Trauma and Physical Health

trauma physical health

The psychological effects of trauma have been thoroughly studied for quite some time – it has long-since been understood that the experiences we undergo (both positive and negative) will shape the way we think and feel. At Next Chapter, we focus on addiction through the lens of trauma – meaning that we pay careful attention to the way that traumatic experience impacts and shapes the development of substance abuse and other addictive disorders. While we concentrate on the psychological impact of past trauma, it is important to note that the consequences of unresolved traumatic experience range greatly. Treating the very core of the issue does not only work to relieve mental and emotional symptoms, but, in many cases, physical symptoms will concurrently be resolved. Yes, trauma impacts physical health – to a very significant degree.

For well over a decade, researchers have closely examined how undergoing traumatic events impacts the physical body. It has been found that many survivors of trauma experience physical symptoms that persist for long after the event has occurred. Many of these symptoms are far beyond the effects of direct physical injury, and they may in fact prompt the sufferer to reach towards chemical substance in attempts to self-medicate, resulting in addictive disorders down the line. We understand that many addicts and alcoholics begin drugging and drinking in order to self-medicate emotional pain – but what about physical pain linked to the powerful connection between the mind and the body?

The Connection Between the Body and Mind

The Adverse Childhood Experiences (ACE) study involved more than 17,000 participants from across the country. The study recruited young participants from 1995 to 1997, all of whom have been involved in long-term follow ups, tracking health-related outcomes. ACE was the first extensive study to examine and demonstrate the direct link between childhood trauma and adverse effects (including organic health conditions) later on in life. This study conclusively found that children who had undergone four or more types of adverse or traumatic events during childhood experienced higher rates of cancer, stroke, ischemic heart disease, hepatitis, skeletal fractures, chronic bronchitis, emphysema, and diabetes than those who had not undergone any degree of traumatic event. The types of event studied included everything from physical and sexual abuse to psychological maltreatment and exposure to parent substance abuse or mental illness.

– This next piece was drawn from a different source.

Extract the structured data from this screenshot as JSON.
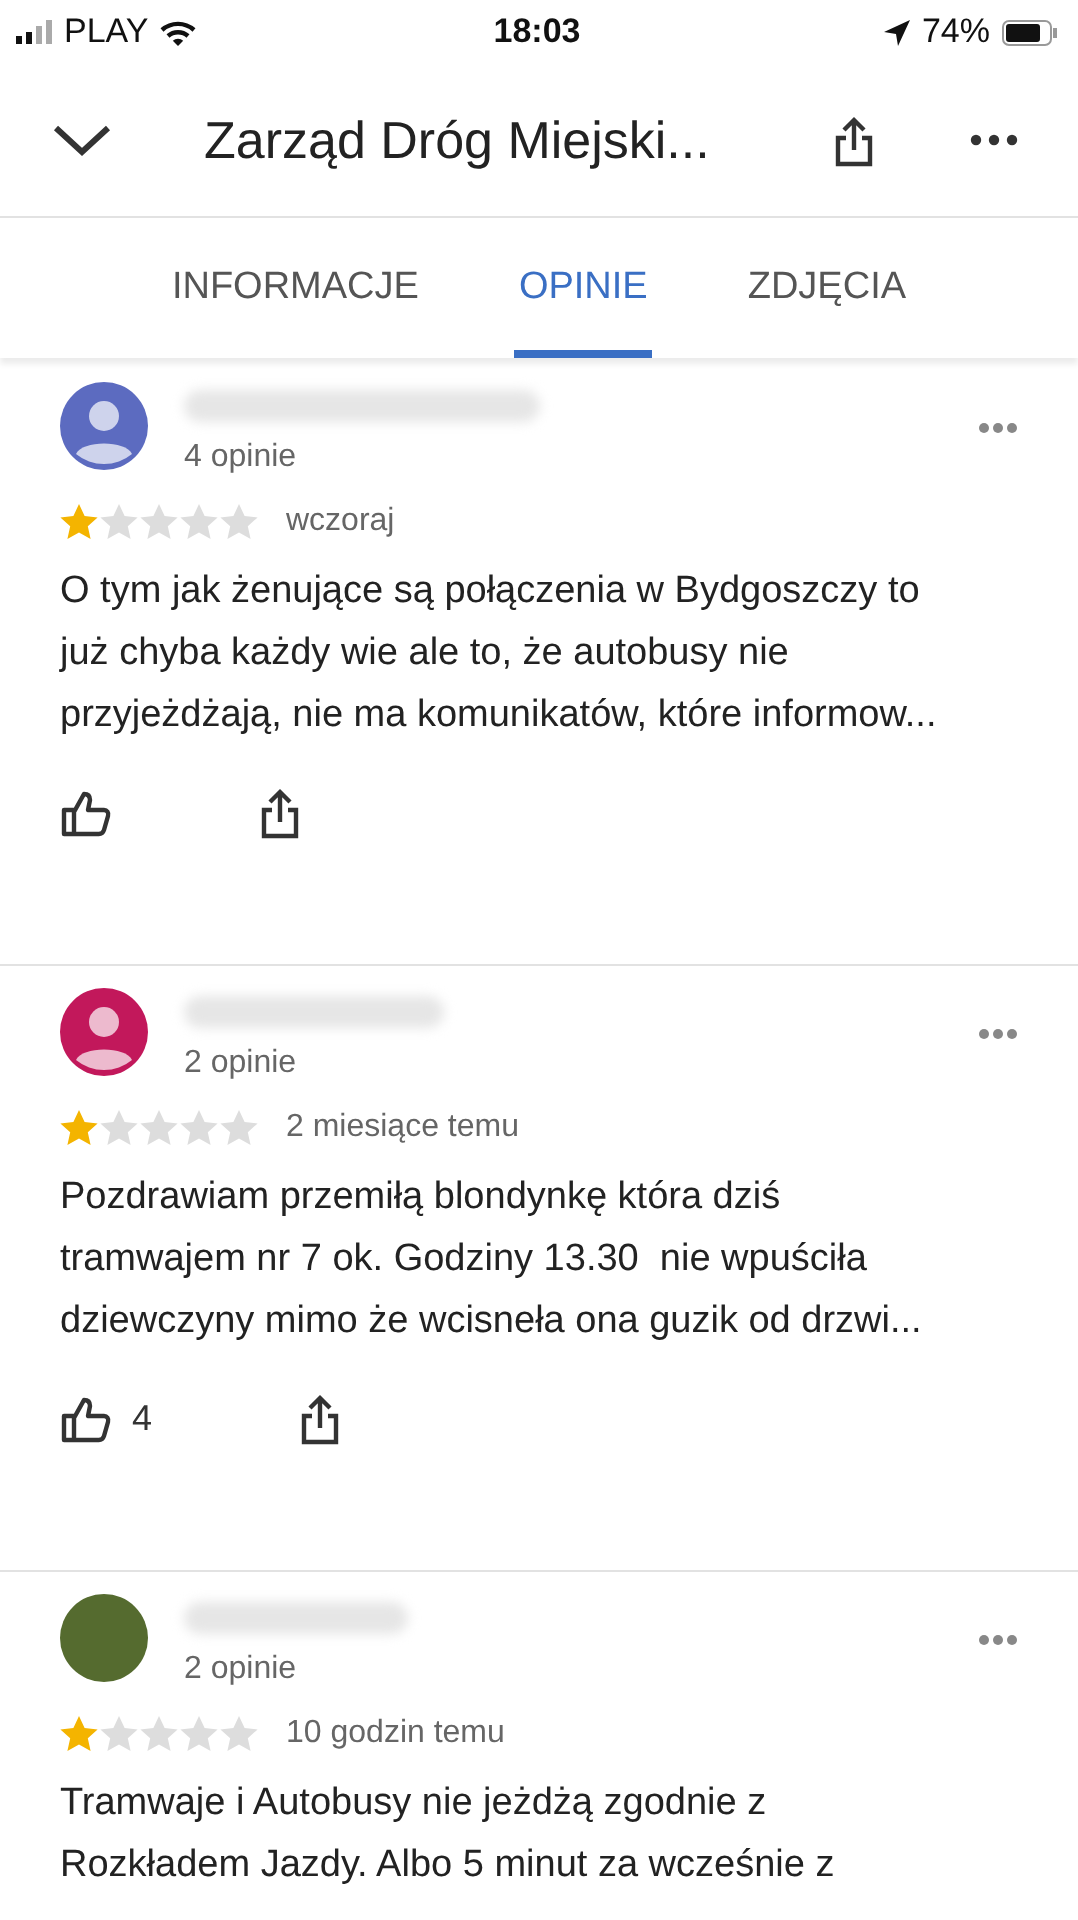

Since this study was originally published, numerous others have been conducted resulting in similar findings. The National Comorbidity Study found that women who were neglected or abused as children experienced a nine-fold increase in the later development of cardiovascular disease, compared to those who did not experience any degree of maltreatment during childhood. Those who experienced childhood trauma were also found to suffer from more symptoms of chronic pain, and many were found to begin abusing chemical substances in attempts to alleviate these physical symptoms. Those with a medical post-traumatic stress disorder diagnosis are found to experience even greater rates of trauma-related health conditions. At this point in time, the relationship between PTSD and negative, health-related consequences are pretty well established. Severe and overwhelming stress levels, such as experienced by those suffering from PTSD, cause dysregulation within the key systems that play a vital role in the healthy functioning of the stress response. There is much scientific evidence to back these findings, but for the sake of brevity and understanding, we will touch on the most basic physiological facts.

The Science Behind Stress Regulation

The human stress system is comprised of three main components: catecholamine, hypothalamic-pituitary-adrenal (HPA) axis, and immune response. In response to perceived threat, the central nervous system will release norepinephrine, epinephrine, and dopamine. The HPA axis, in response, will release another slew of chemicals – essentially, the body will begin trying to regulate itself by spewing out a vast variety of chemical compounds. The physical body will attempt to maintain stability in the face of significant stress, though when it is consistently faced with an overwhelming amount of stressors (long-term, repetitious chemical release), wear-and-tear will inevitably occur. The HPA axis and central nervous system will be activated constantly, eventually growing exhausted and ceasing to function normally or effectively.

“The human stress response has a number of checks and balances built in to ensure that various components do not become overactive. Unfortunately, in the case of severe or overwhelming stress, the normal checks and balances fail, causing inflammation levels to be abnormally high. For example, cortisol (which is normally anti-inflammatory and keeps pro-inflammatory cytokines in check) can actually change function under severe stress and potentiate the actions of IL-1 and IL-6 rather than inhibiting them. When there are too many pro-inflammatory cytokines, or other inflammatory factors, humans become vulnerable to disease.”

The relationship between the physical response to stress and the eventual development of persistent physical symptoms is further explained in the article titled Psychological Trauma and Physical Health, published by Kathleen Kendall-Tackett in 2009.

The Benefits of Trauma Recovery

In so many words, repeated exposure to traumatic experiences will inevitably affect much more than psychological and emotional health – devastation can be (and often is) all-encompassing. We at Next Chapter believe that thoroughly and effectively treating past trauma will not only work to resolve substance dependency issues, making achieving long-term sobriety all the more realistic, but that treating core issues will also work to improve all areas of life. If you have been suffering at the hands of an inexplicable physical illness and are curious to learn more about the role that trauma might play, please feel free to contact us today.